(Collected data)
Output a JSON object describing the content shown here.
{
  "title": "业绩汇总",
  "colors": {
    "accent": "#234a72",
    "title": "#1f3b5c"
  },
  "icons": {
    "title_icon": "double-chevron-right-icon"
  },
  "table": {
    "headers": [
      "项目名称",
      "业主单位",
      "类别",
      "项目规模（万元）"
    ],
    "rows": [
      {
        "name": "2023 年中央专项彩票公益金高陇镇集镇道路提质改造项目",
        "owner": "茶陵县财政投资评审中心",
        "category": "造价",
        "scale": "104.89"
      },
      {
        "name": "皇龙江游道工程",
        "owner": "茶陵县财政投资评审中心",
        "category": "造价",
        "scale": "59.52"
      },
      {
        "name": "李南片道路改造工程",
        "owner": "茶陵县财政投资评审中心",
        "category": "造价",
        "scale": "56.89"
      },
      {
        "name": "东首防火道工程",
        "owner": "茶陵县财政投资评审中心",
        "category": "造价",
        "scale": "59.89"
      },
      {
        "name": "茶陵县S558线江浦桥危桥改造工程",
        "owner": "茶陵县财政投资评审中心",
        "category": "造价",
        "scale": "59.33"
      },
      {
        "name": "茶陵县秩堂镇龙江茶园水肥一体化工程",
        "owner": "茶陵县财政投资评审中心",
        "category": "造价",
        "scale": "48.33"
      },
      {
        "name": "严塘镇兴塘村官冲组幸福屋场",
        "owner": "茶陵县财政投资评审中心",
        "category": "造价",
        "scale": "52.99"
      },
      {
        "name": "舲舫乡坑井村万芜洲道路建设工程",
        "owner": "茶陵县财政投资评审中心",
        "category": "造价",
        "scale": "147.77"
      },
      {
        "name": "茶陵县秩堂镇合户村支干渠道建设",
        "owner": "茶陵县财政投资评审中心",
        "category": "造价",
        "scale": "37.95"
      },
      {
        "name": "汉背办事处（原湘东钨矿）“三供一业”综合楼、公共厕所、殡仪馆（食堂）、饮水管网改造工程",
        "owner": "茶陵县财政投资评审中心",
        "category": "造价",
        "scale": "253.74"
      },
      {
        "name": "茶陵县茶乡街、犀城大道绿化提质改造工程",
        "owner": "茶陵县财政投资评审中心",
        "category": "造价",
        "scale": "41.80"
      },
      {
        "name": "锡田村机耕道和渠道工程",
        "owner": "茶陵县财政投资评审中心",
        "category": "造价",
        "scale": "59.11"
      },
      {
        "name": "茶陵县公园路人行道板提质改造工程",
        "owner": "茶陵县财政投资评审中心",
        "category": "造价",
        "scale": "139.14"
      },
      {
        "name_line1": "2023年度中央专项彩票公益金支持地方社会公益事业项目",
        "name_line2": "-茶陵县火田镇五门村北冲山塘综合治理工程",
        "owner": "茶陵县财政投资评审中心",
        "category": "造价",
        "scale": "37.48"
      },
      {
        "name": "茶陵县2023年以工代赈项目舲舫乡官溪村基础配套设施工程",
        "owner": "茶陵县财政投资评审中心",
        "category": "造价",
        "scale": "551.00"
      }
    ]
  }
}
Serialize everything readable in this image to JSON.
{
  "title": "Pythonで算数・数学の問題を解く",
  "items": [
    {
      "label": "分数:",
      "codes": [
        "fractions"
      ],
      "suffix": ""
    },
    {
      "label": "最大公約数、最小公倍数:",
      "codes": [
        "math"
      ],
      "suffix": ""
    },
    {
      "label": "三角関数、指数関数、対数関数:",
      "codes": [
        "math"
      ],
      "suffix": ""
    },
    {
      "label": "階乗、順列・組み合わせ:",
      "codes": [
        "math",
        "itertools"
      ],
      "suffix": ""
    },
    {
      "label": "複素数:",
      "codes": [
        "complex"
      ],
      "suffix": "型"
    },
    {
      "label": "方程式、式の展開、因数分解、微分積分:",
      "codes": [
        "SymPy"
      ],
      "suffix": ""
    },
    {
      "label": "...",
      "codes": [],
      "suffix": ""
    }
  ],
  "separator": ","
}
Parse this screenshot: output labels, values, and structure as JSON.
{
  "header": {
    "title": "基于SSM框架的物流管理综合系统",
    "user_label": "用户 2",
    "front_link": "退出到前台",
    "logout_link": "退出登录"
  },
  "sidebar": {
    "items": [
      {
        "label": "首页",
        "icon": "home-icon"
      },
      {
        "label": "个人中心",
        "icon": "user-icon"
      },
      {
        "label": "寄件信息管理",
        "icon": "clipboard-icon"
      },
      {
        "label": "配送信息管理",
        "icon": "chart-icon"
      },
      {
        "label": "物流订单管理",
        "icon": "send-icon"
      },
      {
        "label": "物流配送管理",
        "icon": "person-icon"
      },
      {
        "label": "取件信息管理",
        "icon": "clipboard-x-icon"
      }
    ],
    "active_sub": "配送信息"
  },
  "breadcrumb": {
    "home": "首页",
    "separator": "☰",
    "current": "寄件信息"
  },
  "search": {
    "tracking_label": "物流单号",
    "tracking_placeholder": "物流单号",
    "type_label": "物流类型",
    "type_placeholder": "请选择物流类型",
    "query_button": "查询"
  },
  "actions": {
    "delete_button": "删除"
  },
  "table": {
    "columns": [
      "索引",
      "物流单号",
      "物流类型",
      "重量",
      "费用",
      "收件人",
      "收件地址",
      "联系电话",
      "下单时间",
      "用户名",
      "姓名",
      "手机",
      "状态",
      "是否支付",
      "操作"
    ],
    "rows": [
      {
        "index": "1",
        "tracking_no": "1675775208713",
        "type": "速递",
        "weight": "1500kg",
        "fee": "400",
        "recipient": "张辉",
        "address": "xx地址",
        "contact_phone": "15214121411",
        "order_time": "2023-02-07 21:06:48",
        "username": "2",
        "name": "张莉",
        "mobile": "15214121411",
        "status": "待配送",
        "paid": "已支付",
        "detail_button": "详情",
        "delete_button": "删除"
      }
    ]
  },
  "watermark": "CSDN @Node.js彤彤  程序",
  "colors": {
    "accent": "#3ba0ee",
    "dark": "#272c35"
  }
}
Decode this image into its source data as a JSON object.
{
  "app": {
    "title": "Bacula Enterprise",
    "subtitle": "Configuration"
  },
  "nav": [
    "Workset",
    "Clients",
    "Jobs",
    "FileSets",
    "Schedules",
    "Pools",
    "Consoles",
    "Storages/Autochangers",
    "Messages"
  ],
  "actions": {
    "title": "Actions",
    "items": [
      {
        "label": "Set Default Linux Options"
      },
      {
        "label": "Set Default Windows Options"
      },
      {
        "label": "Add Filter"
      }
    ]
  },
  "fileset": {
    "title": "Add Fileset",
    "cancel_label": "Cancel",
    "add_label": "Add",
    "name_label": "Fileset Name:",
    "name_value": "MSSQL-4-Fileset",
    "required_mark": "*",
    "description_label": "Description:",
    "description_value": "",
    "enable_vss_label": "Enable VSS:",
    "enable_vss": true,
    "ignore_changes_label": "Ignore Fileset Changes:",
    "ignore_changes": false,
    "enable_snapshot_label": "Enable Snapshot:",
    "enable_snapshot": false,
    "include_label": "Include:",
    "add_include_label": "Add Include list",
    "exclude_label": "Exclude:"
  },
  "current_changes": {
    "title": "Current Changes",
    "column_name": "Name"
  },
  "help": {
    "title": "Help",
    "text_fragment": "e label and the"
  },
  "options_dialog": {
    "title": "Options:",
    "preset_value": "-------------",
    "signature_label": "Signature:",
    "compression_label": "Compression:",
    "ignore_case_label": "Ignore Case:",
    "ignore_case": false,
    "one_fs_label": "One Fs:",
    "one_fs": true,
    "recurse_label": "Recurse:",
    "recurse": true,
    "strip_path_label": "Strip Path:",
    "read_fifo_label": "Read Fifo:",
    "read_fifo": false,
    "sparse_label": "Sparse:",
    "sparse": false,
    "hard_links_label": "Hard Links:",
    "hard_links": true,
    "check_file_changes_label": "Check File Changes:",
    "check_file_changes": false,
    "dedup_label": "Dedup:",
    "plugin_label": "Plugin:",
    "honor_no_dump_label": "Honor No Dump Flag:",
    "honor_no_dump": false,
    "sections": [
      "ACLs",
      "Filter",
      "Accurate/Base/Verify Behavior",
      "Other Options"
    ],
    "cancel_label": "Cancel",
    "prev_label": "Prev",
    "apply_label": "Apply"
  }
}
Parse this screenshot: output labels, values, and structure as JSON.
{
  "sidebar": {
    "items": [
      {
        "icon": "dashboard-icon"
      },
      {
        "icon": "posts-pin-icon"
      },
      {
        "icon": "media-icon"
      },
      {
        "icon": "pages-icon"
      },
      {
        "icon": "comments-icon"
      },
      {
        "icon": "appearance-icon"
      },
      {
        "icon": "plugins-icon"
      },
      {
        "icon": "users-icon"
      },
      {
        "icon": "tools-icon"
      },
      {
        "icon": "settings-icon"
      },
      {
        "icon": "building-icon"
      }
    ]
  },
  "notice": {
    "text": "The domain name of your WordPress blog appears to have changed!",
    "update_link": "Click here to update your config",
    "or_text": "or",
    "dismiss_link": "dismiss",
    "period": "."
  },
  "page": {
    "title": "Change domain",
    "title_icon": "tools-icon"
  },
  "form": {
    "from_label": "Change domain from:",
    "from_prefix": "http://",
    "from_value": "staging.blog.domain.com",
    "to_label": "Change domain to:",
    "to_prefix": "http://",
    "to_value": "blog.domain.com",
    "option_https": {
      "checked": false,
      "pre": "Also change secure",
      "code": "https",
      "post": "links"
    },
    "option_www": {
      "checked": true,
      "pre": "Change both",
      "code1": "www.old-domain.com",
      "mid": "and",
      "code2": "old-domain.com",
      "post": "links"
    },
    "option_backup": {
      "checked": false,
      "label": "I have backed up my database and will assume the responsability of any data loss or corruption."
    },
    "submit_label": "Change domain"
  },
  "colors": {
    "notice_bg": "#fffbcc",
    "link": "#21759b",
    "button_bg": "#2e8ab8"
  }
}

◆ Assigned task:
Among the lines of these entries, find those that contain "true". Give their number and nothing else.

◆ Reply to the task:
5